## What this task involves
Output all of the data exactly as it appears, but leave out any pictures it contains.

## Available records
________

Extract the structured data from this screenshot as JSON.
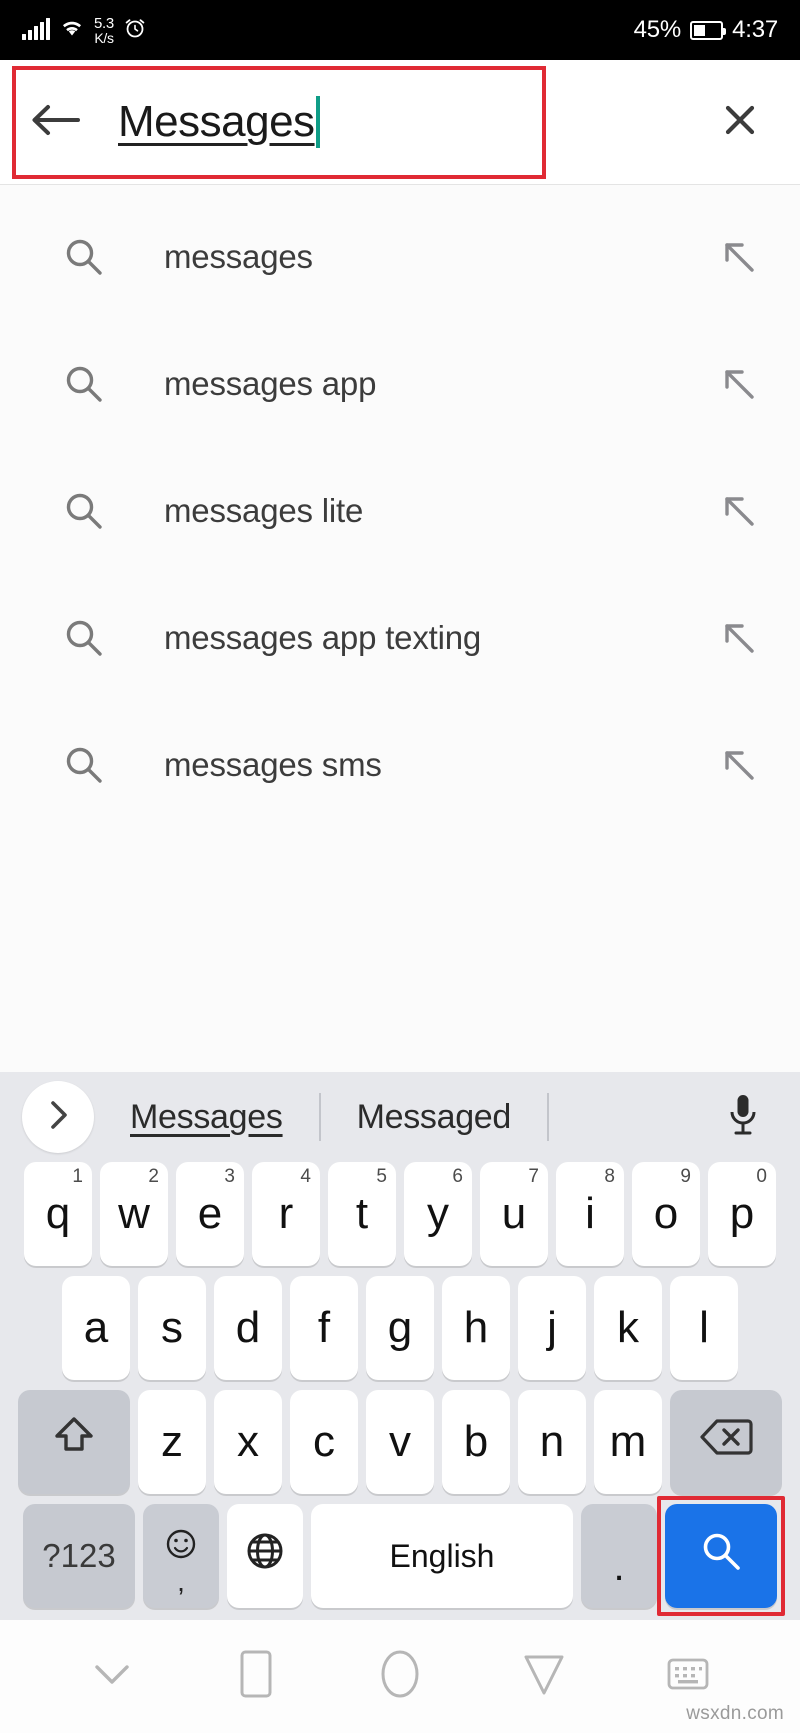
{
  "status_bar": {
    "network_speed_value": "5.3",
    "network_speed_unit": "K/s",
    "battery_percent": "45%",
    "time": "4:37",
    "icons": [
      "signal-bars-icon",
      "wifi-icon",
      "alarm-clock-icon",
      "battery-icon"
    ]
  },
  "search_bar": {
    "back_icon": "back-arrow-icon",
    "query": "Messages",
    "clear_icon": "close-x-icon",
    "caret_color": "#0f9d87",
    "annotation_color": "#e02a34"
  },
  "suggestions": {
    "left_icon": "search-magnifier-icon",
    "right_icon": "arrow-up-left-insert-icon",
    "items": [
      {
        "label": "messages"
      },
      {
        "label": "messages app"
      },
      {
        "label": "messages lite"
      },
      {
        "label": "messages app texting"
      },
      {
        "label": "messages sms"
      }
    ]
  },
  "keyboard": {
    "suggestion_strip": {
      "expand_icon": "chevron-right-icon",
      "words": [
        "Messages",
        "Messaged"
      ],
      "active_word_index": 0,
      "mic_icon": "microphone-icon"
    },
    "row1": [
      {
        "key": "q",
        "num": "1"
      },
      {
        "key": "w",
        "num": "2"
      },
      {
        "key": "e",
        "num": "3"
      },
      {
        "key": "r",
        "num": "4"
      },
      {
        "key": "t",
        "num": "5"
      },
      {
        "key": "y",
        "num": "6"
      },
      {
        "key": "u",
        "num": "7"
      },
      {
        "key": "i",
        "num": "8"
      },
      {
        "key": "o",
        "num": "9"
      },
      {
        "key": "p",
        "num": "0"
      }
    ],
    "row2": [
      {
        "key": "a"
      },
      {
        "key": "s"
      },
      {
        "key": "d"
      },
      {
        "key": "f"
      },
      {
        "key": "g"
      },
      {
        "key": "h"
      },
      {
        "key": "j"
      },
      {
        "key": "k"
      },
      {
        "key": "l"
      }
    ],
    "row3": {
      "shift_icon": "shift-arrow-up-icon",
      "letters": [
        {
          "key": "z"
        },
        {
          "key": "x"
        },
        {
          "key": "c"
        },
        {
          "key": "v"
        },
        {
          "key": "b"
        },
        {
          "key": "n"
        },
        {
          "key": "m"
        }
      ],
      "backspace_icon": "backspace-delete-icon"
    },
    "row4": {
      "symbols_label": "?123",
      "emoji_icon": "emoji-smiley-icon",
      "emoji_secondary": ",",
      "globe_icon": "globe-language-icon",
      "space_label": "English",
      "period_label": ".",
      "enter_icon": "search-magnifier-icon",
      "enter_color": "#1a73e8",
      "enter_annotation_color": "#e02a34"
    }
  },
  "nav_bar": {
    "items": [
      {
        "icon": "chevron-down-hide-keyboard-icon"
      },
      {
        "icon": "square-recents-icon"
      },
      {
        "icon": "circle-home-icon"
      },
      {
        "icon": "triangle-down-back-icon"
      },
      {
        "icon": "keyboard-switch-icon"
      }
    ]
  },
  "watermark": {
    "text": "wsxdn.com"
  }
}
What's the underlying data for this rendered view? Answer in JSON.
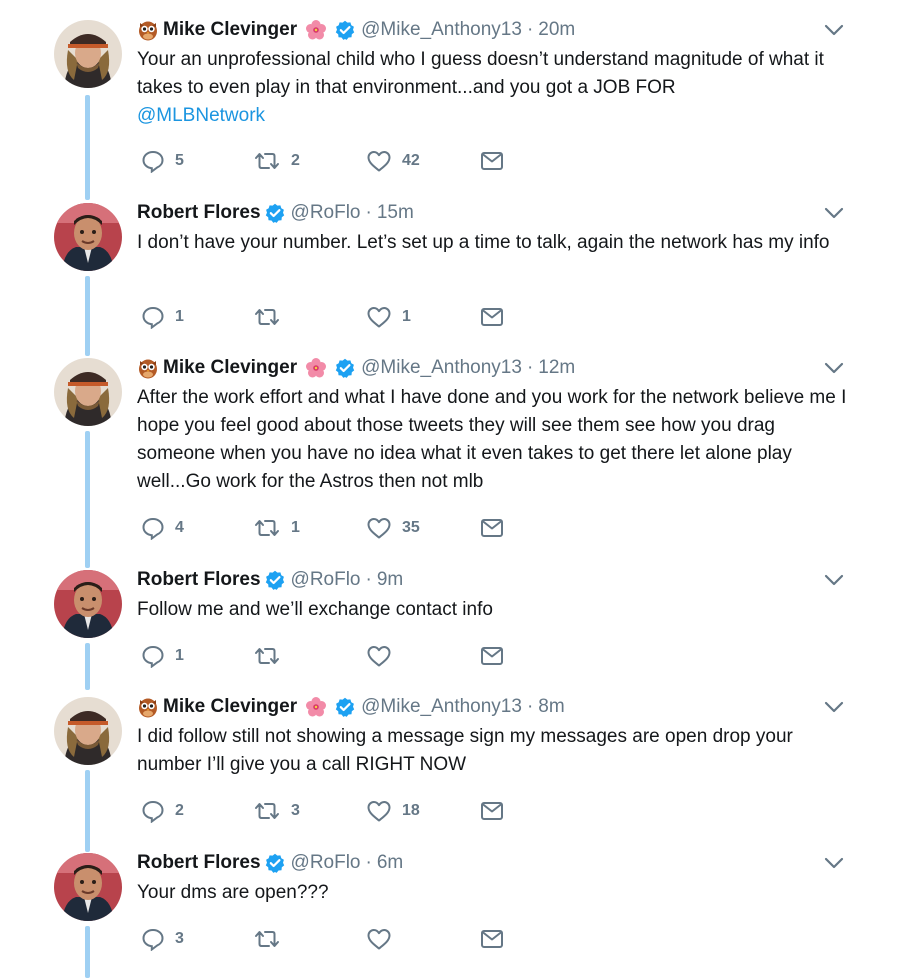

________

## Solution
Extract the structured data from this screenshot as JSON.
{
  "status_bar": {
    "network_speed_value": "5.3",
    "network_speed_unit": "K/s",
    "battery_percent": "45%",
    "time": "4:37",
    "icons": [
      "signal-bars-icon",
      "wifi-icon",
      "alarm-clock-icon",
      "battery-icon"
    ]
  },
  "search_bar": {
    "back_icon": "back-arrow-icon",
    "query": "Messages",
    "clear_icon": "close-x-icon",
    "caret_color": "#0f9d87",
    "annotation_color": "#e02a34"
  },
  "suggestions": {
    "left_icon": "search-magnifier-icon",
    "right_icon": "arrow-up-left-insert-icon",
    "items": [
      {
        "label": "messages"
      },
      {
        "label": "messages app"
      },
      {
        "label": "messages lite"
      },
      {
        "label": "messages app texting"
      },
      {
        "label": "messages sms"
      }
    ]
  },
  "keyboard": {
    "suggestion_strip": {
      "expand_icon": "chevron-right-icon",
      "words": [
        "Messages",
        "Messaged"
      ],
      "active_word_index": 0,
      "mic_icon": "microphone-icon"
    },
    "row1": [
      {
        "key": "q",
        "num": "1"
      },
      {
        "key": "w",
        "num": "2"
      },
      {
        "key": "e",
        "num": "3"
      },
      {
        "key": "r",
        "num": "4"
      },
      {
        "key": "t",
        "num": "5"
      },
      {
        "key": "y",
        "num": "6"
      },
      {
        "key": "u",
        "num": "7"
      },
      {
        "key": "i",
        "num": "8"
      },
      {
        "key": "o",
        "num": "9"
      },
      {
        "key": "p",
        "num": "0"
      }
    ],
    "row2": [
      {
        "key": "a"
      },
      {
        "key": "s"
      },
      {
        "key": "d"
      },
      {
        "key": "f"
      },
      {
        "key": "g"
      },
      {
        "key": "h"
      },
      {
        "key": "j"
      },
      {
        "key": "k"
      },
      {
        "key": "l"
      }
    ],
    "row3": {
      "shift_icon": "shift-arrow-up-icon",
      "letters": [
        {
          "key": "z"
        },
        {
          "key": "x"
        },
        {
          "key": "c"
        },
        {
          "key": "v"
        },
        {
          "key": "b"
        },
        {
          "key": "n"
        },
        {
          "key": "m"
        }
      ],
      "backspace_icon": "backspace-delete-icon"
    },
    "row4": {
      "symbols_label": "?123",
      "emoji_icon": "emoji-smiley-icon",
      "emoji_secondary": ",",
      "globe_icon": "globe-language-icon",
      "space_label": "English",
      "period_label": ".",
      "enter_icon": "search-magnifier-icon",
      "enter_color": "#1a73e8",
      "enter_annotation_color": "#e02a34"
    }
  },
  "nav_bar": {
    "items": [
      {
        "icon": "chevron-down-hide-keyboard-icon"
      },
      {
        "icon": "square-recents-icon"
      },
      {
        "icon": "circle-home-icon"
      },
      {
        "icon": "triangle-down-back-icon"
      },
      {
        "icon": "keyboard-switch-icon"
      }
    ]
  },
  "watermark": {
    "text": "wsxdn.com"
  }
}
What's the underlying data for this rendered view? Answer in JSON.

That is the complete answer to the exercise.